The Airedale responds well to positive reinforcement. This is the case for many breeds, but some owners prefer dogs that can be instructed under more physical styles of training. Such individuals should avoid Airedales. Finally, Airedale terriers should be raised in high-activity homes. While the overwhelming majority of Airedale owners told the American Kennel Club (AKC) that their Airedales got along well with children, other pets, and in training scenarios, 48 percent reported their terriers to dislike extended periods of time alone.
A medical doctor based in Oklahoma City, OK, William D. Jones, MD received his medical training from Brown University. He completed his residency training in OK and currently concentrates on occupational and preventive medicine. William D. Jones, MD has lived in France twice and is fluent in French, having studied the language from the 8th grade through his senior year in college.
French is one of the top ten most spoken languages in the world, hence it is one of the top priorities when it comes to learning another language. For native English speakers, French is one of the easier languages to learn due to its Latin base and its many vocabulary intersections with the English language.

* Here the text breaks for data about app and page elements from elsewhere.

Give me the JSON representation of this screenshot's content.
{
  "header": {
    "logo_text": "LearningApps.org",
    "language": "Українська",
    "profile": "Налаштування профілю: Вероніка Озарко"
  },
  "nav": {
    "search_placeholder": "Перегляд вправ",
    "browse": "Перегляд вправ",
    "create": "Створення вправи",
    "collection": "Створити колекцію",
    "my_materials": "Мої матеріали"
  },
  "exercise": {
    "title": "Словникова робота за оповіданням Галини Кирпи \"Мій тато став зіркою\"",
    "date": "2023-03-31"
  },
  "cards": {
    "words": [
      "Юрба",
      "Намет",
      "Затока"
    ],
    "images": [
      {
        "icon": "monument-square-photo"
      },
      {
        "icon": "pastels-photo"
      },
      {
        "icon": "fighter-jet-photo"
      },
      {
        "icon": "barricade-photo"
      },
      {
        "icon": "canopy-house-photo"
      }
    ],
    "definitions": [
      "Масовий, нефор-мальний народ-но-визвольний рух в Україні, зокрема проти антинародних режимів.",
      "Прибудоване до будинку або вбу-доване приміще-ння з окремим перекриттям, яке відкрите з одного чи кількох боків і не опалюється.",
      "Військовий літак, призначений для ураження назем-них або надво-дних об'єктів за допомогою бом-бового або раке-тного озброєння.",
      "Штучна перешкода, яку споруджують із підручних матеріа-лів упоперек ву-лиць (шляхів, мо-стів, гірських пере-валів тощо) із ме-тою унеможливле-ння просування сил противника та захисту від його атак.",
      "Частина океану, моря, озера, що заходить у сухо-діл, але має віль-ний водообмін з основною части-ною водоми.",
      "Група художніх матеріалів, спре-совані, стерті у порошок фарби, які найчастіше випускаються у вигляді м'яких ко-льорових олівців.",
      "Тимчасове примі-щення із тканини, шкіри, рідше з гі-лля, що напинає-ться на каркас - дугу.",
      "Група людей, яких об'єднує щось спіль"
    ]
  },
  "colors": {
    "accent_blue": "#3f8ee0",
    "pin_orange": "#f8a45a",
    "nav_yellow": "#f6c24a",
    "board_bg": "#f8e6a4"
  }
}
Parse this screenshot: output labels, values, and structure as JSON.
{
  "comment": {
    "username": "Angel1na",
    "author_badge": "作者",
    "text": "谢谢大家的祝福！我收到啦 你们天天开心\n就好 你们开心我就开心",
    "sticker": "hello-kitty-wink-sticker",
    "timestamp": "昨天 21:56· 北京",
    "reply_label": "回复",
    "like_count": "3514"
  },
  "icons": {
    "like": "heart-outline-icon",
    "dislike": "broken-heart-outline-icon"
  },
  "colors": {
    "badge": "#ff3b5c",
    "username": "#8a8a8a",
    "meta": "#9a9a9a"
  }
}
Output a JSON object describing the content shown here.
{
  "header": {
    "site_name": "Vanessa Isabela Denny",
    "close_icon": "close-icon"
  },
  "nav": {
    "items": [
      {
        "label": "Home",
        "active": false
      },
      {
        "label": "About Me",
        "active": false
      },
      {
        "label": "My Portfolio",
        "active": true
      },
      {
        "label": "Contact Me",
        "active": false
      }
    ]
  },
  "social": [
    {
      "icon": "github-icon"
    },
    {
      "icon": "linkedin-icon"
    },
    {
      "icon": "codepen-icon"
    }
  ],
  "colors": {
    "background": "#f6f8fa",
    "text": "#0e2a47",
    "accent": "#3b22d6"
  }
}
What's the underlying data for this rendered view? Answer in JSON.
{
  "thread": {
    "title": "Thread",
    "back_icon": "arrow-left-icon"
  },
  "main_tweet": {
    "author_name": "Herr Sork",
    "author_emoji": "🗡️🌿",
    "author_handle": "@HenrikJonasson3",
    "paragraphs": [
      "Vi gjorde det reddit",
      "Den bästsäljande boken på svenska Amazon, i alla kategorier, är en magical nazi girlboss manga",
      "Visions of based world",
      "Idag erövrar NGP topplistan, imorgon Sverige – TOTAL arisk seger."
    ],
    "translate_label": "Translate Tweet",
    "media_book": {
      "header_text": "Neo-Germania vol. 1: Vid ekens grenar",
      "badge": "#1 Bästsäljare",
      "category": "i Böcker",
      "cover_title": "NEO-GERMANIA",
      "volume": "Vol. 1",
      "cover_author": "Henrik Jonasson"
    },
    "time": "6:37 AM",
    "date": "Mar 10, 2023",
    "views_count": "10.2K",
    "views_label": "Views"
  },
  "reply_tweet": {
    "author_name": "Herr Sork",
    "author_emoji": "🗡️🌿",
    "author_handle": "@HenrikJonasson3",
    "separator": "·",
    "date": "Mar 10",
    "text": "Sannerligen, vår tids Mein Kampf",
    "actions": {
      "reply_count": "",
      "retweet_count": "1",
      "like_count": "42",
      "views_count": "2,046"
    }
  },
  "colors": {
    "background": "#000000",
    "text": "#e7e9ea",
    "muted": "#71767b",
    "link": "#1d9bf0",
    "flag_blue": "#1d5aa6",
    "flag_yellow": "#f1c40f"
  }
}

However, learning French comes with its fair share of challenges. One of the greatest hurdles French language learners encounter is the use of gender. French words have masculine and feminine forms, which is different than English use. Moreover, there is no easy rule that covers word gender, so the learner must make an effort to remember if a particular word is masculine or feminine and be cognitively aware of it before saying it. The more that it is practiced, the easier it will be to master it.